Stainless Steel Restoration of Prototype 1
Recently PJ Grady Europe cosmetically restored the stainless steel on the one and only Prototype 1 – belonging to Tony Ierardi!
This car is perhaps the rarest and most valuable DeLorean in existence. The fact that this car is the only surviving DeLorean prototype, coupled with its history – dating back to the media frenzy of the 1970s when this car was first shown to the public, makes this car incredibly desirable to own and a massive task to preserve correctly!
Tony Ierardi of DMC Florida is currently restoring the car exactly back to the day when she was first created. Only after studying actual video footage of the prototype was Tony ready to commit to a stainless steel restoration by us.
This car deserves to be put back as John Delorean and Bill Collins intended her to be when she was rolled out to the public for the first time. After sufficient study time and careful consideration had taken place, it was time to start the restoration…
Work began on the left front fender. Because this car is a prototype and the only known one of its kind, time had to be spent first disassembling certain parts of the car. Take our word for it, when compared to a stock DeLorean, this car may as well be from another manufacturer! The differences between ‘Proto 1’ and a stock DeLorean are countless.
One of the problems on working with the stainless steel was deciding which ‘imperfections’ in the sheet metal were correct, or which are merely damage that has occurred over time. As in all stainless restorations undertaken by us, the owner of the car has the ultimate say in what should be removed and what should stay. Thankfully, Tony was ever present throughout the restoration and was adamant throughout that the car must be exactly as it once was.
The pictures above show the prototype with half of the hood refinished along with the left front fender. Tony Ierardi of DMC Florida decided on a certain style of our very own stainless steel custom finish – which is performed entirely by hand, as opposed to using the sandpaper wheel. It was a very wise decision on Tony’s part, as later when it was time to remove the drivers side wing mirror, we discovered exactly the stainless steel grain we had selected earlier!
The prototype was truly going to look like the car she was when she was completed by Bill Collins back in the late 1970’s.
With the completion of the left front fender and the removal of two ripples on the hood as seen in the above left picture, it was time to move onto the other side of the car... there were to be a few surprises!
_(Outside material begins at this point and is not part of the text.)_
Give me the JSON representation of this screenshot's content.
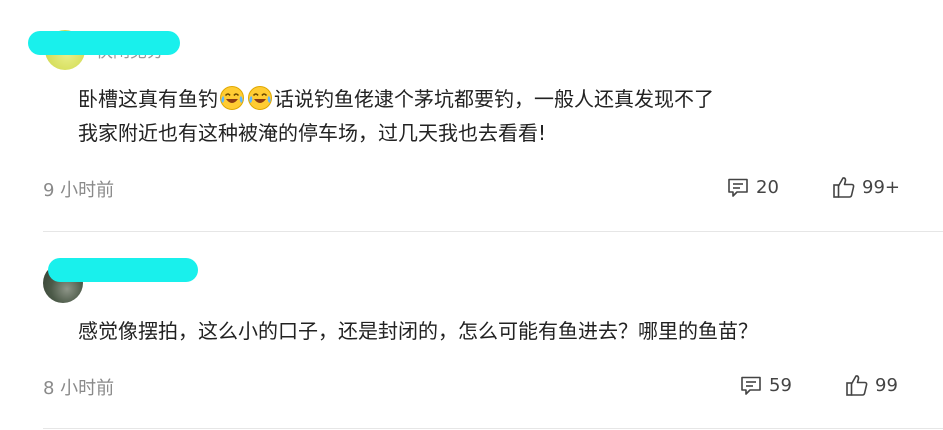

As can be seen in the above pictures, ripples littered the right front fender. With a stock grain pattern, the car ripples were not too noticeable. However with a custom finish, this is not the case - and every ripple needs to be removed to enhance the ‘lines’ of the car.
After reassembly of the fender, a custom finish was applied to match the other side of the car. The ‘easy’ parts were now over…and it was now time to work on the gull wing doors!
As can been seen in the above picture, a large depression was noticeable on the front part of the driver’s door – and ripples extended all the way back! Faced with little choice, we pushed forward and tackled all of the imperfections one at a time.
Working down through the door was fairly straightforward; the best part of this restoration was discovering the original grain located underneath the door wing mirror!
Notice in the above picture you can see the straightness of the original grain when compared to our custom finish located just below the ‘weather’ mark in the picture. With the repolish of the lower door section and a regrain of the rear quarter panel, the driver’s side was complete.
The passenger door was in slightly worse condition than the driver’s
door. Although the top of the door was in fair condition, the lower half
had its share of ripples.
With the passenger door complete, it was time to tackle the last panel - the rear quarter. This panel even had stainless steel corrosion as can be seen in the following pictures. The back of the rear quarter was pitted quite badly!
Corrosion is common to Delorean’s and it was not surprising to see that even the original prototype had escaped this problem. The fact that it was and is a stored car means that stainless corrosion is much more likely to occur.
This car is the most famous DeLorean of all the marque and it is a testament to Tony Ierardi, and the teams at
DMC Florida and
DMC Houston that the car is returning back to her former self... the restoration continues...